[Items from a data source]

━━━━━━━━━━━━━━━━━━━━━━━━━━━━━━

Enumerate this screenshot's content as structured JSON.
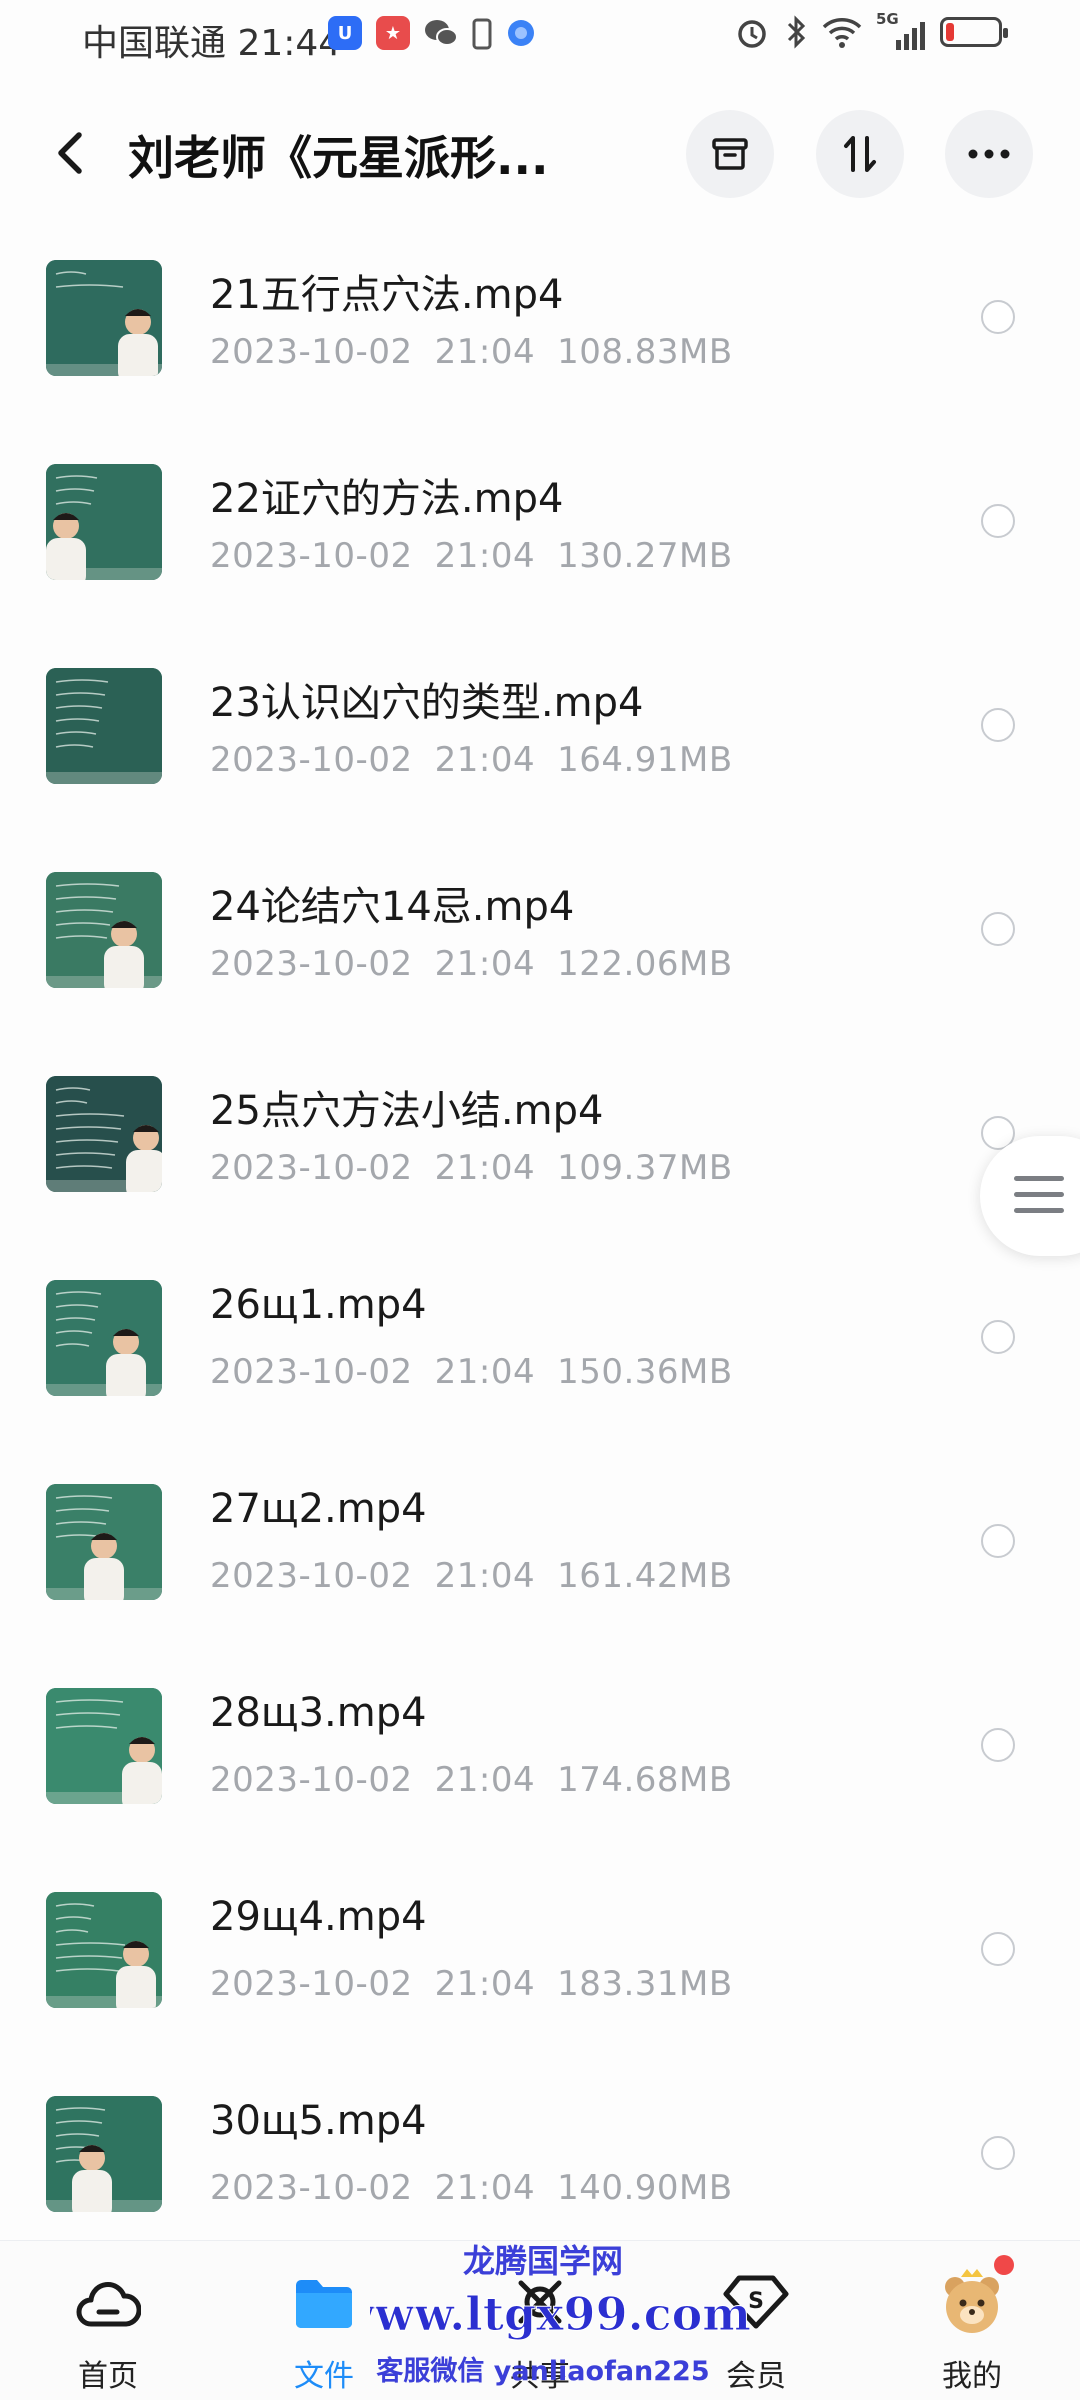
{
  "status_bar": {
    "carrier": "中国联通",
    "time": "21:44",
    "network": "5G",
    "battery_level": 0.15,
    "battery_color": "#e53935"
  },
  "header": {
    "back_icon": "chevron-left-icon",
    "title": "刘老师《元星派形...",
    "actions": [
      {
        "icon": "archive-icon"
      },
      {
        "icon": "sort-icon"
      },
      {
        "icon": "more-icon"
      }
    ]
  },
  "files": [
    {
      "name": "21五行点穴法.mp4",
      "date": "2023-10-02",
      "time": "21:04",
      "size": "108.83MB"
    },
    {
      "name": "22证穴的方法.mp4",
      "date": "2023-10-02",
      "time": "21:04",
      "size": "130.27MB"
    },
    {
      "name": "23认识凶穴的类型.mp4",
      "date": "2023-10-02",
      "time": "21:04",
      "size": "164.91MB"
    },
    {
      "name": "24论结穴14忌.mp4",
      "date": "2023-10-02",
      "time": "21:04",
      "size": "122.06MB"
    },
    {
      "name": "25点穴方法小结.mp4",
      "date": "2023-10-02",
      "time": "21:04",
      "size": "109.37MB"
    },
    {
      "name": "26щ1.mp4",
      "date": "2023-10-02",
      "time": "21:04",
      "size": "150.36MB"
    },
    {
      "name": "27щ2.mp4",
      "date": "2023-10-02",
      "time": "21:04",
      "size": "161.42MB"
    },
    {
      "name": "28щ3.mp4",
      "date": "2023-10-02",
      "time": "21:04",
      "size": "174.68MB"
    },
    {
      "name": "29щ4.mp4",
      "date": "2023-10-02",
      "time": "21:04",
      "size": "183.31MB"
    },
    {
      "name": "30щ5.mp4",
      "date": "2023-10-02",
      "time": "21:04",
      "size": "140.90MB"
    }
  ],
  "bottom_nav": [
    {
      "label": "首页",
      "icon": "cloud-home-icon",
      "active": false
    },
    {
      "label": "文件",
      "icon": "folder-icon",
      "active": true
    },
    {
      "label": "共享",
      "icon": "share-icon",
      "active": false
    },
    {
      "label": "会员",
      "icon": "vip-icon",
      "active": false
    },
    {
      "label": "我的",
      "icon": "avatar-icon",
      "active": false
    }
  ],
  "watermark": {
    "line1": "龙腾国学网",
    "line2": "www.ltgx99.com",
    "line3": "客服微信 yanliaofan225"
  },
  "colors": {
    "accent": "#1d8cf8",
    "meta_text": "#a4a7ac",
    "thumb_board": "#2f6a5c"
  }
}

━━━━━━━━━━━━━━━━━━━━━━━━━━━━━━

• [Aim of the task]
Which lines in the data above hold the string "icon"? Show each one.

• [Answer below]
    "back_icon": "chevron-left-icon",
        "icon": "archive-icon"
        "icon": "sort-icon"
        "icon": "more-icon"
      "icon": "cloud-home-icon",
      "icon": "folder-icon",
      "icon": "share-icon",
      "icon": "vip-icon",
      "icon": "avatar-icon",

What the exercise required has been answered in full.